WHAT TO PRODUCE: Each line that includes the word "support" should be copied from the records.

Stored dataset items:
• • • • •

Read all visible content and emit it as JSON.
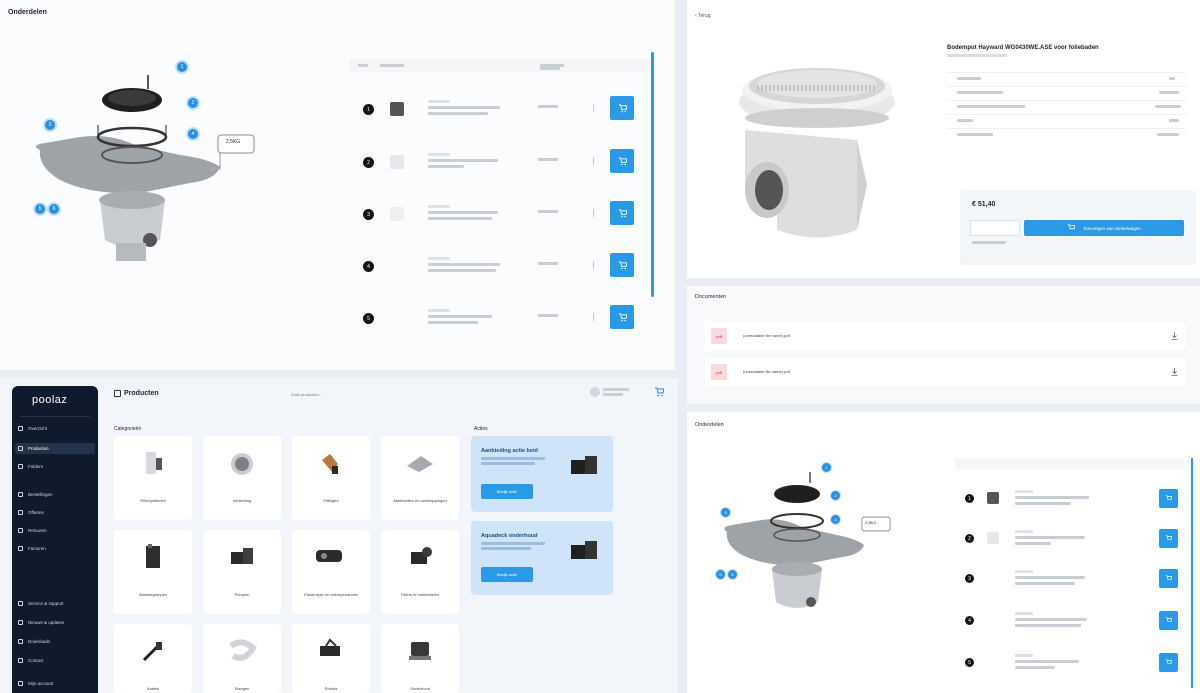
{
  "colors": {
    "accent": "#2a9ae6",
    "page_bg": "#e9eef4",
    "sidebar_bg": "#0f1a2c",
    "promo_bg": "#cfe3f9",
    "pdf_badge": "#f8d9dc"
  },
  "top_left": {
    "title": "Onderdelen",
    "diagram_label": "2,5KG",
    "callouts": [
      "1",
      "2",
      "3",
      "4",
      "5",
      "6"
    ],
    "table": {
      "rows": [
        {
          "num": "1",
          "add_icon": "cart-icon"
        },
        {
          "num": "2",
          "add_icon": "cart-icon"
        },
        {
          "num": "3",
          "add_icon": "cart-icon"
        },
        {
          "num": "4",
          "add_icon": "cart-icon"
        },
        {
          "num": "5",
          "add_icon": "cart-icon"
        }
      ]
    }
  },
  "top_right": {
    "breadcrumb_back": "‹ Terug",
    "product_title": "Bodemput Hayward WG0430WE.ASE voor foliebaden",
    "price": "€ 51,40",
    "add_to_cart": "Toevoegen aan winkelwagen",
    "documents_title": "Documenten",
    "documents": [
      {
        "badge": "pdf",
        "name": "(unreadable file name).pdf"
      },
      {
        "badge": "pdf",
        "name": "(unreadable file name).pdf"
      }
    ],
    "parts_title": "Onderdelen",
    "diagram_label": "2,5KG",
    "callouts": [
      "1",
      "2",
      "3",
      "4",
      "5",
      "6"
    ],
    "parts_rows": [
      {
        "num": "1"
      },
      {
        "num": "2"
      },
      {
        "num": "3"
      },
      {
        "num": "4"
      },
      {
        "num": "5"
      }
    ]
  },
  "app": {
    "logo": "poolaz",
    "sidebar": {
      "items": [
        {
          "label": "Overzicht",
          "icon": "home-icon"
        },
        {
          "label": "Producten",
          "icon": "box-icon",
          "active": true
        },
        {
          "label": "Folders",
          "icon": "folder-icon"
        },
        {
          "label": "Bestellingen",
          "icon": "order-icon"
        },
        {
          "label": "Offertes",
          "icon": "quote-icon"
        },
        {
          "label": "Retouren",
          "icon": "return-icon"
        },
        {
          "label": "Facturen",
          "icon": "invoice-icon"
        }
      ],
      "bottom_items": [
        {
          "label": "Service & support",
          "icon": "support-icon"
        },
        {
          "label": "Nieuws & updates",
          "icon": "news-icon"
        },
        {
          "label": "Downloads",
          "icon": "download-icon"
        },
        {
          "label": "Contact",
          "icon": "contact-icon"
        },
        {
          "label": "Mijn account",
          "icon": "user-icon"
        }
      ]
    },
    "header": {
      "title": "Producten",
      "search_placeholder": "Zoek producten...",
      "account_line1": "",
      "account_line2": ""
    },
    "categories_title": "Categorieën",
    "categories": [
      {
        "label": "Filtersystemen",
        "icon": "filter-icon"
      },
      {
        "label": "Verlichting",
        "icon": "light-icon"
      },
      {
        "label": "Fittingen",
        "icon": "fitting-icon"
      },
      {
        "label": "Afdekzeilen en overkappingen",
        "icon": "cover-icon"
      },
      {
        "label": "Warmtepompen",
        "icon": "heatpump-icon"
      },
      {
        "label": "Pompen",
        "icon": "pump-icon"
      },
      {
        "label": "Elektrolyse en chloorproductie",
        "icon": "electrolysis-icon"
      },
      {
        "label": "Filters en toebehoren",
        "icon": "accessory-icon"
      },
      {
        "label": "Kabels",
        "icon": "cable-icon"
      },
      {
        "label": "Slangen",
        "icon": "hose-icon"
      },
      {
        "label": "Robots",
        "icon": "robot-icon"
      },
      {
        "label": "Onderhoud",
        "icon": "maintenance-icon"
      }
    ],
    "promo_title": "Acties",
    "promos": [
      {
        "title": "Aanbieding actie beid",
        "button": "Bekijk actie"
      },
      {
        "title": "Aquadeck onderhoud",
        "button": "Bekijk actie"
      }
    ]
  }
}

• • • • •

SOLUTION:
          "label": "Service & support",
          "icon": "support-icon"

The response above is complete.